Alkali production by oral bacteria and protection against dental caries

FEMS Microbiol Lett. 2000 Dec 1;193(1):1-6. doi: 10.1111/j.1574-6968.2000.tb09393.x.

Abstract

pH is a key environmental factor affecting the physiology, ecology and pathogenicity of the oral biofilms colonizing the hard tissues of the human mouth. Much attention has been focused on the production of organic acids through the metabolism of carbohydrates by pathogenic oral bacteria. Now, evidence is emerging that alkali generation, particularly through ammonia production from arginine and urea, plays major roles in pH homeostasis in oral biofilms and may moderate initiation and progression of dental caries. This short review highlights recent progress on understanding molecular genetic and physiologic aspects of ammonia generation by prominent oral bacteria.

Publication types

  • Research Support, U.S. Gov't, P.H.S.
  • Review

MeSH terms

  • Ammonia / metabolism*
  • Bacteria / genetics
  • Bacteria / growth & development
  • Bacteria / metabolism*
  • Biofilms*
  • Cell Membrane / drug effects
  • Cell Membrane / physiology
  • Dental Caries / prevention & control*
  • Dental Plaque / microbiology*
  • Enzyme Inhibitors / pharmacology
  • Fluorides / pharmacology
  • Humans
  • Hydrogen-Ion Concentration
  • Hydrolases / antagonists & inhibitors
  • Hydrolases / genetics
  • Hydrolases / metabolism
  • Tooth / microbiology*
  • Urease / antagonists & inhibitors
  • Urease / genetics
  • Urease / metabolism

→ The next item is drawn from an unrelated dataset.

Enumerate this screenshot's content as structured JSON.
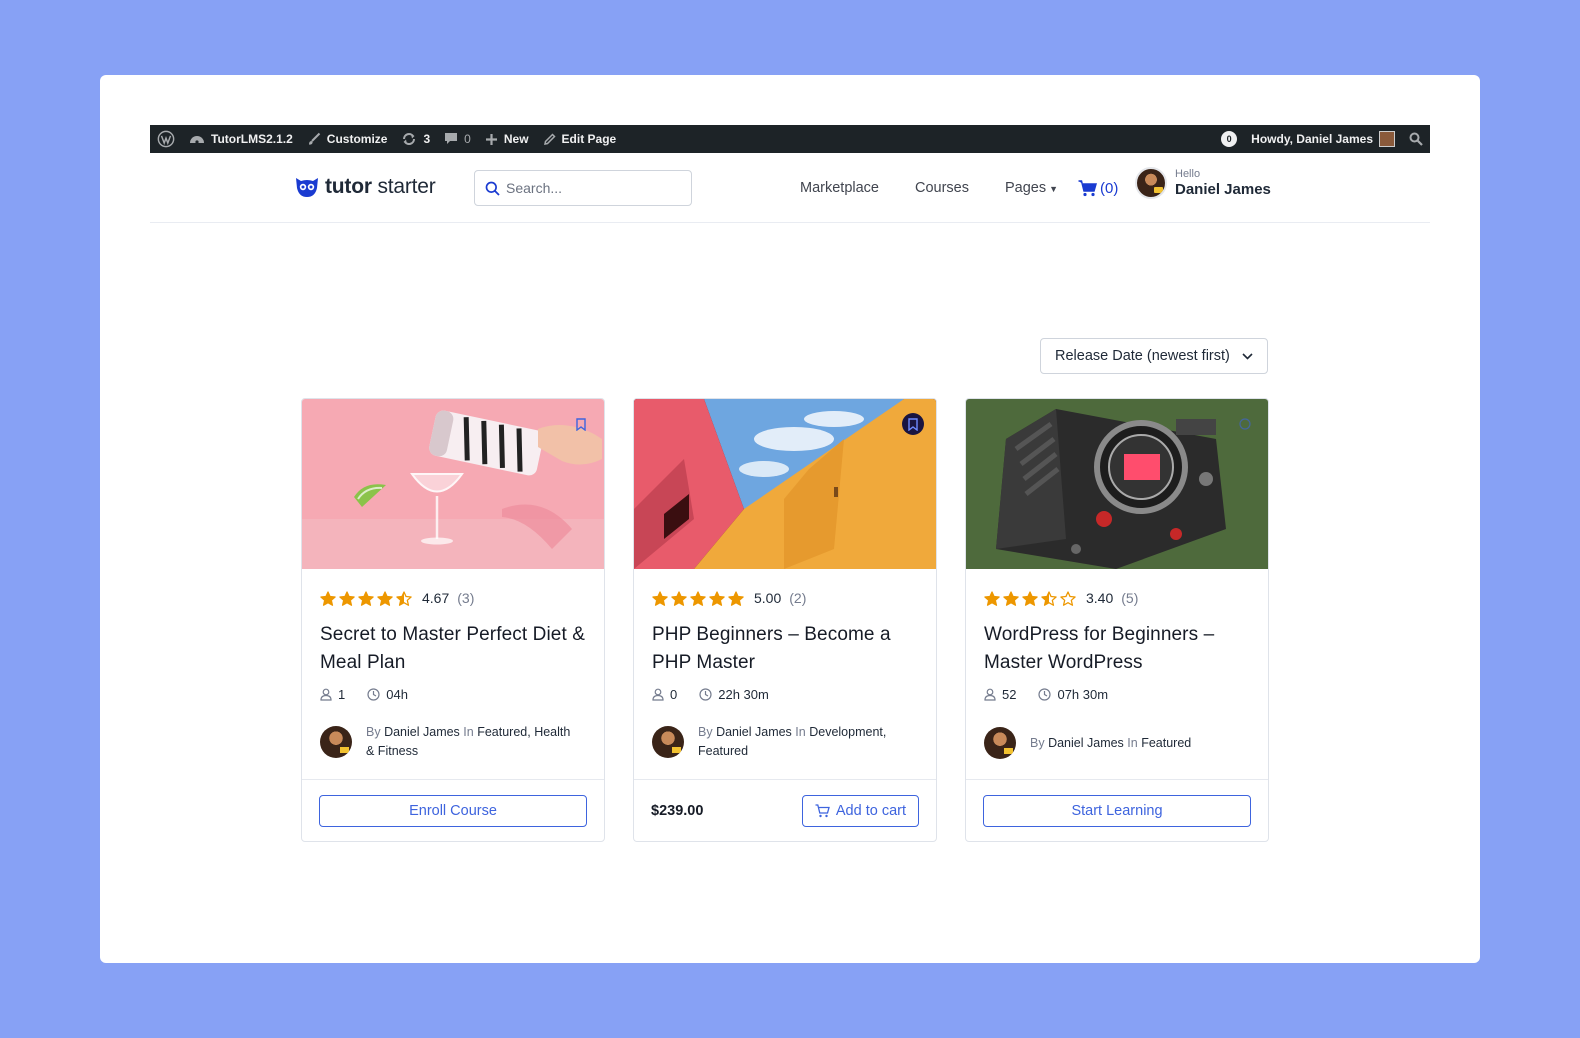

Substances

  • Enzyme Inhibitors
  • Ammonia
  • Hydrolases
  • Urease
  • arginine deiminase
  • Fluorides